**Problem description**
Repeat each entry below exactly, omitting any picture it holds.

Saved entries
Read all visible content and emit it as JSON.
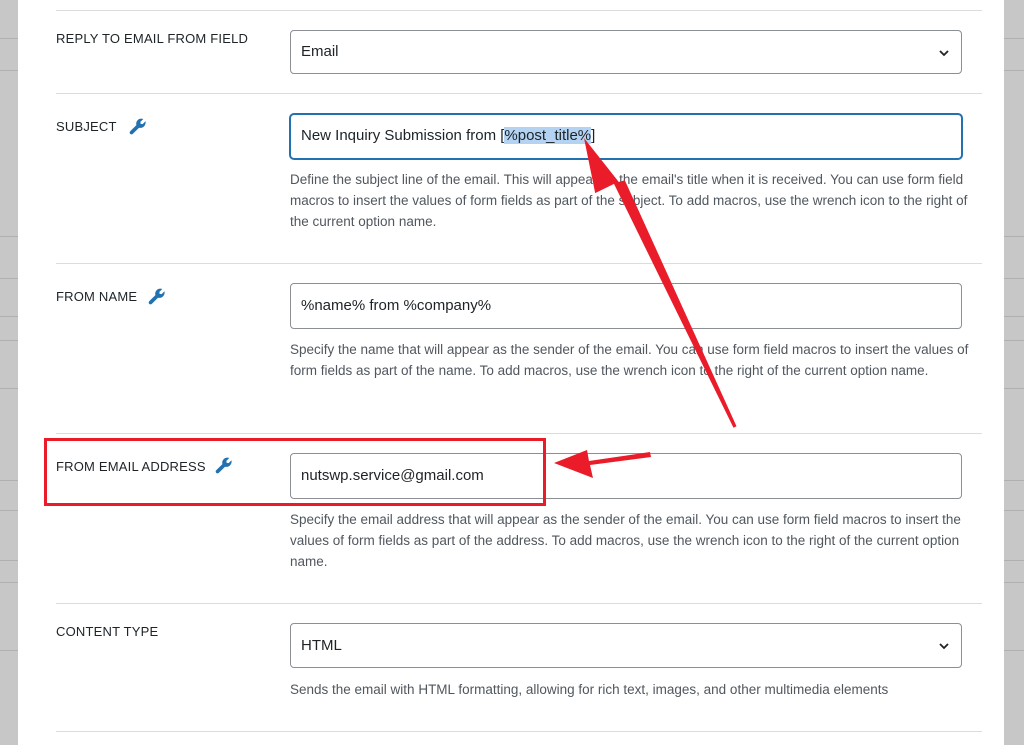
{
  "settings": {
    "reply_to": {
      "label": "REPLY TO EMAIL FROM FIELD",
      "value": "Email"
    },
    "subject": {
      "label": "SUBJECT",
      "value_prefix": "New Inquiry Submission from [",
      "value_highlight": "%post_title%",
      "value_suffix": "]",
      "help": "Define the subject line of the email. This will appear as the email's title when it is received. You can use form field macros to insert the values of form fields as part of the subject. To add macros, use the wrench icon to the right of the current option name."
    },
    "from_name": {
      "label": "FROM NAME",
      "value": "%name% from %company%",
      "help": "Specify the name that will appear as the sender of the email. You can use form field macros to insert the values of form fields as part of the name. To add macros, use the wrench icon to the right of the current option name."
    },
    "from_email": {
      "label": "FROM EMAIL ADDRESS",
      "value": "nutswp.service@gmail.com",
      "help": "Specify the email address that will appear as the sender of the email. You can use form field macros to insert the values of form fields as part of the address. To add macros, use the wrench icon to the right of the current option name."
    },
    "content_type": {
      "label": "CONTENT TYPE",
      "value": "HTML",
      "help": "Sends the email with HTML formatting, allowing for rich text, images, and other multimedia elements"
    }
  },
  "icons": {
    "wrench": "wrench-icon",
    "chevron": "chevron-down-icon"
  },
  "colors": {
    "annotation_red": "#ea1c2a",
    "focus_blue": "#2271b1",
    "wrench_blue": "#2271b1",
    "selection_highlight": "#b4d3f2"
  }
}
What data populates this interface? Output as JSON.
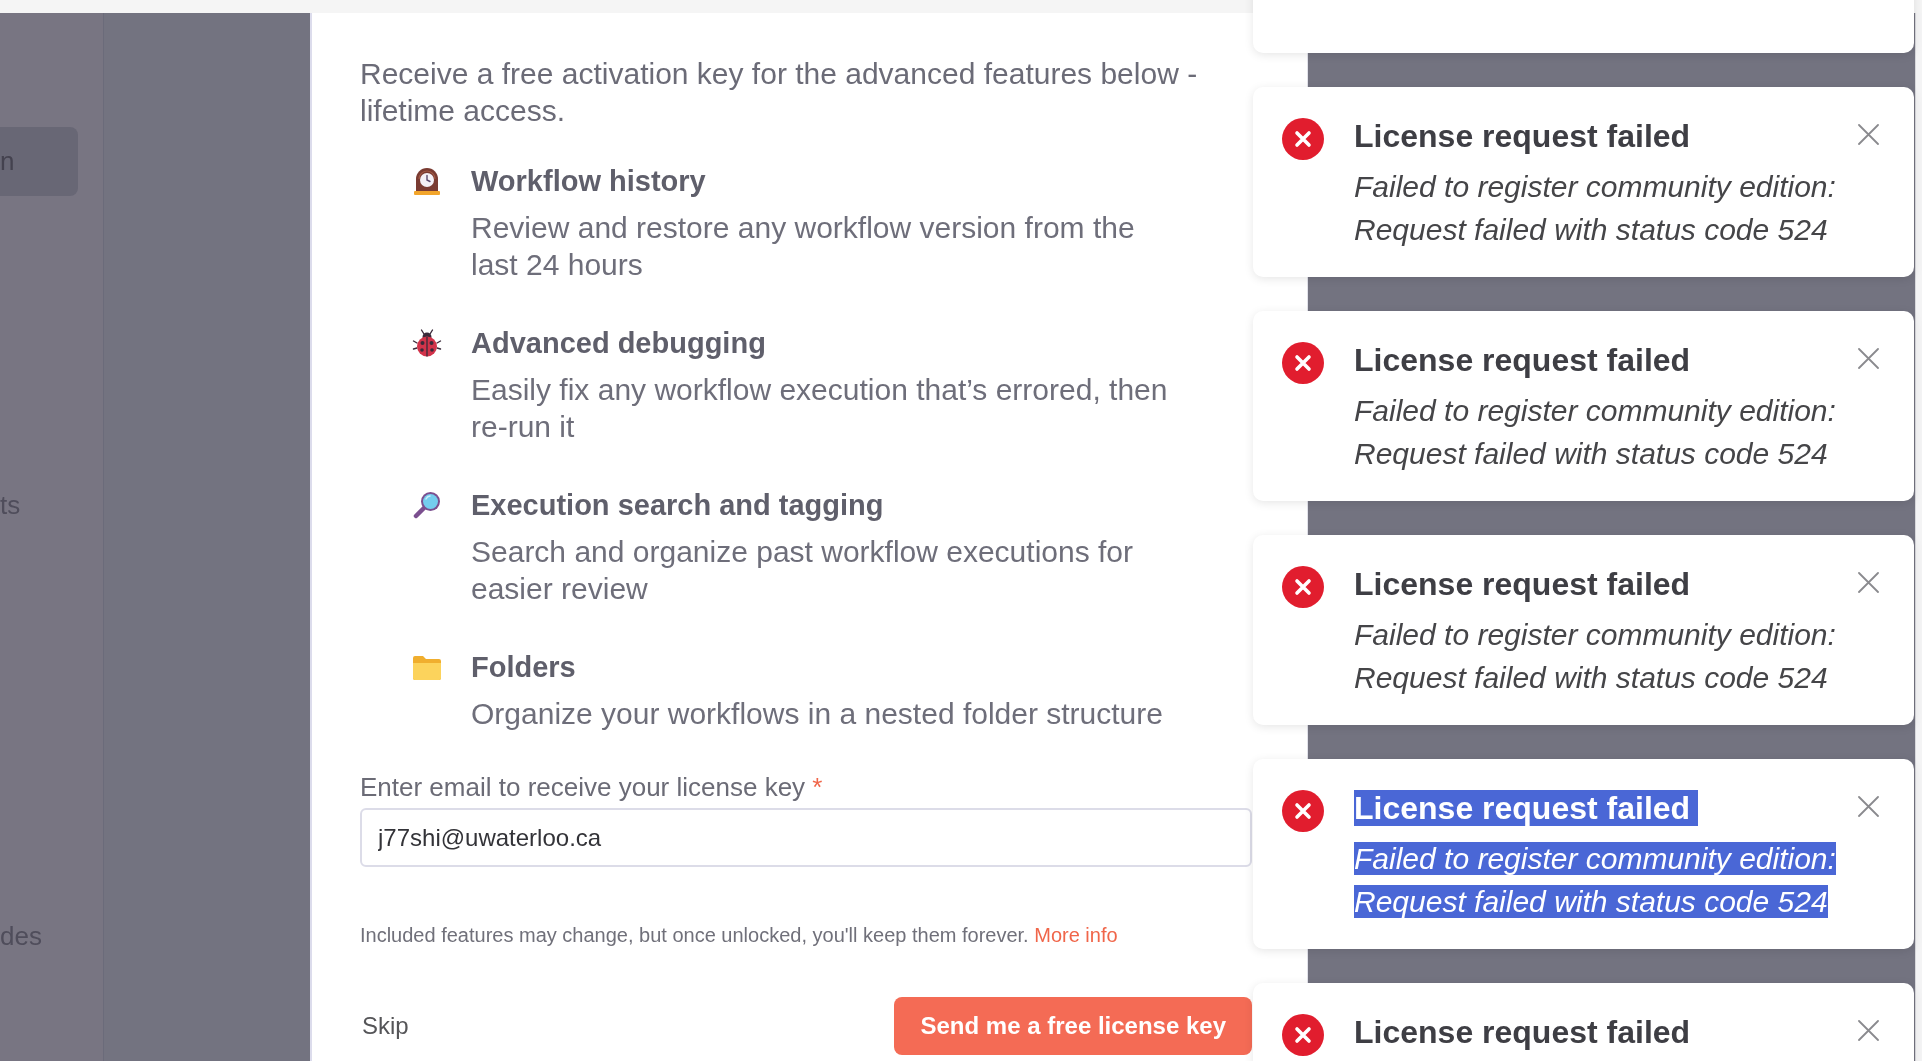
{
  "sidebar": {
    "items": [
      {
        "label": "n",
        "selected": true
      },
      {
        "label": "ts",
        "selected": false
      },
      {
        "label": "des",
        "selected": false
      }
    ]
  },
  "modal": {
    "intro": "Receive a free activation key for the advanced features below - lifetime access.",
    "features": [
      {
        "title": "Workflow history",
        "description": "Review and restore any workflow version from the last 24 hours"
      },
      {
        "title": "Advanced debugging",
        "description": "Easily fix any workflow execution that’s errored, then re-run it"
      },
      {
        "title": "Execution search and tagging",
        "description": "Search and organize past workflow executions for easier review"
      },
      {
        "title": "Folders",
        "description": "Organize your workflows in a nested folder structure"
      }
    ],
    "email_field": {
      "label": "Enter email to receive your license key",
      "required_mark": "*",
      "value": "j77shi@uwaterloo.ca"
    },
    "note": {
      "text": "Included features may change, but once unlocked, you'll keep them forever.",
      "link": "More info"
    },
    "skip_button": "Skip",
    "submit_button": "Send me a free license key"
  },
  "toasts": [
    {
      "title": "License request failed",
      "message": "Failed to register community edition: Request failed with status code 524",
      "highlighted": false
    },
    {
      "title": "License request failed",
      "message": "Failed to register community edition: Request failed with status code 524",
      "highlighted": false
    },
    {
      "title": "License request failed",
      "message": "Failed to register community edition: Request failed with status code 524",
      "highlighted": false
    },
    {
      "title": "License request failed",
      "message": "Failed to register community edition: Request failed with status code 524",
      "highlighted": true
    },
    {
      "title": "License request failed",
      "highlighted": false
    }
  ]
}
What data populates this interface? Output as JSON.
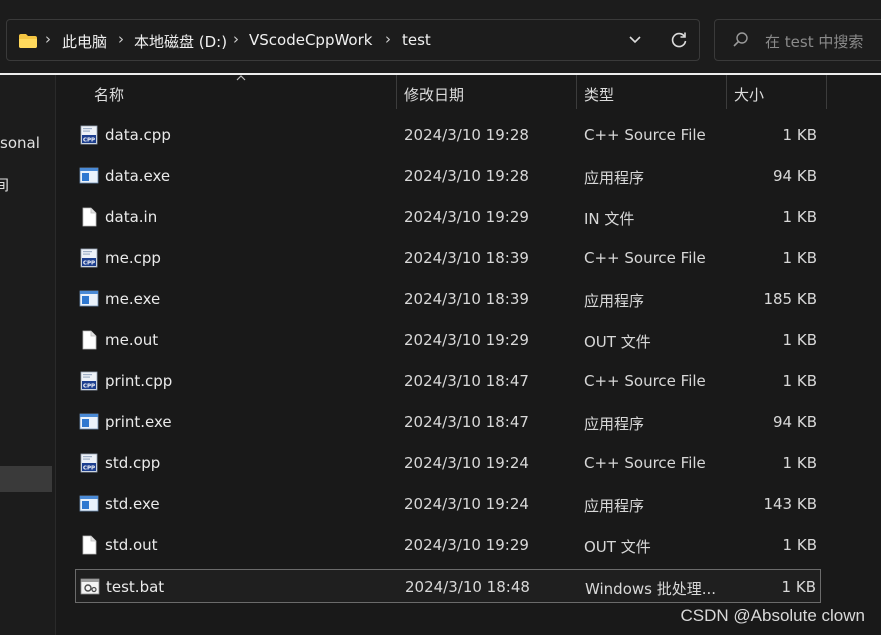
{
  "breadcrumb": {
    "items": [
      "此电脑",
      "本地磁盘 (D:)",
      "VScodeCppWork",
      "test"
    ]
  },
  "search": {
    "placeholder": "在 test 中搜索"
  },
  "nav": {
    "item1": "sonal",
    "item2": "间"
  },
  "columns": {
    "name": "名称",
    "date": "修改日期",
    "type": "类型",
    "size": "大小"
  },
  "files": [
    {
      "name": "data.cpp",
      "date": "2024/3/10 19:28",
      "type": "C++ Source File",
      "size": "1 KB",
      "icon": "cpp-file-icon"
    },
    {
      "name": "data.exe",
      "date": "2024/3/10 19:28",
      "type": "应用程序",
      "size": "94 KB",
      "icon": "exe-file-icon"
    },
    {
      "name": "data.in",
      "date": "2024/3/10 19:29",
      "type": "IN 文件",
      "size": "1 KB",
      "icon": "blank-file-icon"
    },
    {
      "name": "me.cpp",
      "date": "2024/3/10 18:39",
      "type": "C++ Source File",
      "size": "1 KB",
      "icon": "cpp-file-icon"
    },
    {
      "name": "me.exe",
      "date": "2024/3/10 18:39",
      "type": "应用程序",
      "size": "185 KB",
      "icon": "exe-file-icon"
    },
    {
      "name": "me.out",
      "date": "2024/3/10 19:29",
      "type": "OUT 文件",
      "size": "1 KB",
      "icon": "blank-file-icon"
    },
    {
      "name": "print.cpp",
      "date": "2024/3/10 18:47",
      "type": "C++ Source File",
      "size": "1 KB",
      "icon": "cpp-file-icon"
    },
    {
      "name": "print.exe",
      "date": "2024/3/10 18:47",
      "type": "应用程序",
      "size": "94 KB",
      "icon": "exe-file-icon"
    },
    {
      "name": "std.cpp",
      "date": "2024/3/10 19:24",
      "type": "C++ Source File",
      "size": "1 KB",
      "icon": "cpp-file-icon"
    },
    {
      "name": "std.exe",
      "date": "2024/3/10 19:24",
      "type": "应用程序",
      "size": "143 KB",
      "icon": "exe-file-icon"
    },
    {
      "name": "std.out",
      "date": "2024/3/10 19:29",
      "type": "OUT 文件",
      "size": "1 KB",
      "icon": "blank-file-icon"
    },
    {
      "name": "test.bat",
      "date": "2024/3/10 18:48",
      "type": "Windows 批处理...",
      "size": "1 KB",
      "icon": "bat-file-icon",
      "selected": true
    }
  ],
  "watermark": "CSDN @Absolute clown"
}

**Task solution**
Read all visible content and emit it as JSON.
{
  "settings": {
    "reply_to": {
      "label": "REPLY TO EMAIL FROM FIELD",
      "value": "Email"
    },
    "subject": {
      "label": "SUBJECT",
      "value_prefix": "New Inquiry Submission from [",
      "value_highlight": "%post_title%",
      "value_suffix": "]",
      "help": "Define the subject line of the email. This will appear as the email's title when it is received. You can use form field macros to insert the values of form fields as part of the subject. To add macros, use the wrench icon to the right of the current option name."
    },
    "from_name": {
      "label": "FROM NAME",
      "value": "%name% from %company%",
      "help": "Specify the name that will appear as the sender of the email. You can use form field macros to insert the values of form fields as part of the name. To add macros, use the wrench icon to the right of the current option name."
    },
    "from_email": {
      "label": "FROM EMAIL ADDRESS",
      "value": "nutswp.service@gmail.com",
      "help": "Specify the email address that will appear as the sender of the email. You can use form field macros to insert the values of form fields as part of the address. To add macros, use the wrench icon to the right of the current option name."
    },
    "content_type": {
      "label": "CONTENT TYPE",
      "value": "HTML",
      "help": "Sends the email with HTML formatting, allowing for rich text, images, and other multimedia elements"
    }
  },
  "icons": {
    "wrench": "wrench-icon",
    "chevron": "chevron-down-icon"
  },
  "colors": {
    "annotation_red": "#ea1c2a",
    "focus_blue": "#2271b1",
    "wrench_blue": "#2271b1",
    "selection_highlight": "#b4d3f2"
  }
}
What data populates this interface? Output as JSON.
{
  "sidebar": {
    "items": [
      {
        "label": "n",
        "selected": true
      },
      {
        "label": "ts",
        "selected": false
      },
      {
        "label": "des",
        "selected": false
      }
    ]
  },
  "modal": {
    "intro": "Receive a free activation key for the advanced features below - lifetime access.",
    "features": [
      {
        "title": "Workflow history",
        "description": "Review and restore any workflow version from the last 24 hours"
      },
      {
        "title": "Advanced debugging",
        "description": "Easily fix any workflow execution that’s errored, then re-run it"
      },
      {
        "title": "Execution search and tagging",
        "description": "Search and organize past workflow executions for easier review"
      },
      {
        "title": "Folders",
        "description": "Organize your workflows in a nested folder structure"
      }
    ],
    "email_field": {
      "label": "Enter email to receive your license key",
      "required_mark": "*",
      "value": "j77shi@uwaterloo.ca"
    },
    "note": {
      "text": "Included features may change, but once unlocked, you'll keep them forever.",
      "link": "More info"
    },
    "skip_button": "Skip",
    "submit_button": "Send me a free license key"
  },
  "toasts": [
    {
      "title": "License request failed",
      "message": "Failed to register community edition: Request failed with status code 524",
      "highlighted": false
    },
    {
      "title": "License request failed",
      "message": "Failed to register community edition: Request failed with status code 524",
      "highlighted": false
    },
    {
      "title": "License request failed",
      "message": "Failed to register community edition: Request failed with status code 524",
      "highlighted": false
    },
    {
      "title": "License request failed",
      "message": "Failed to register community edition: Request failed with status code 524",
      "highlighted": true
    },
    {
      "title": "License request failed",
      "highlighted": false
    }
  ]
}
What data populates this interface? Output as JSON.
{
  "breadcrumb": {
    "items": [
      "此电脑",
      "本地磁盘 (D:)",
      "VScodeCppWork",
      "test"
    ]
  },
  "search": {
    "placeholder": "在 test 中搜索"
  },
  "nav": {
    "item1": "sonal",
    "item2": "间"
  },
  "columns": {
    "name": "名称",
    "date": "修改日期",
    "type": "类型",
    "size": "大小"
  },
  "files": [
    {
      "name": "data.cpp",
      "date": "2024/3/10 19:28",
      "type": "C++ Source File",
      "size": "1 KB",
      "icon": "cpp-file-icon"
    },
    {
      "name": "data.exe",
      "date": "2024/3/10 19:28",
      "type": "应用程序",
      "size": "94 KB",
      "icon": "exe-file-icon"
    },
    {
      "name": "data.in",
      "date": "2024/3/10 19:29",
      "type": "IN 文件",
      "size": "1 KB",
      "icon": "blank-file-icon"
    },
    {
      "name": "me.cpp",
      "date": "2024/3/10 18:39",
      "type": "C++ Source File",
      "size": "1 KB",
      "icon": "cpp-file-icon"
    },
    {
      "name": "me.exe",
      "date": "2024/3/10 18:39",
      "type": "应用程序",
      "size": "185 KB",
      "icon": "exe-file-icon"
    },
    {
      "name": "me.out",
      "date": "2024/3/10 19:29",
      "type": "OUT 文件",
      "size": "1 KB",
      "icon": "blank-file-icon"
    },
    {
      "name": "print.cpp",
      "date": "2024/3/10 18:47",
      "type": "C++ Source File",
      "size": "1 KB",
      "icon": "cpp-file-icon"
    },
    {
      "name": "print.exe",
      "date": "2024/3/10 18:47",
      "type": "应用程序",
      "size": "94 KB",
      "icon": "exe-file-icon"
    },
    {
      "name": "std.cpp",
      "date": "2024/3/10 19:24",
      "type": "C++ Source File",
      "size": "1 KB",
      "icon": "cpp-file-icon"
    },
    {
      "name": "std.exe",
      "date": "2024/3/10 19:24",
      "type": "应用程序",
      "size": "143 KB",
      "icon": "exe-file-icon"
    },
    {
      "name": "std.out",
      "date": "2024/3/10 19:29",
      "type": "OUT 文件",
      "size": "1 KB",
      "icon": "blank-file-icon"
    },
    {
      "name": "test.bat",
      "date": "2024/3/10 18:48",
      "type": "Windows 批处理...",
      "size": "1 KB",
      "icon": "bat-file-icon",
      "selected": true
    }
  ],
  "watermark": "CSDN @Absolute clown"
}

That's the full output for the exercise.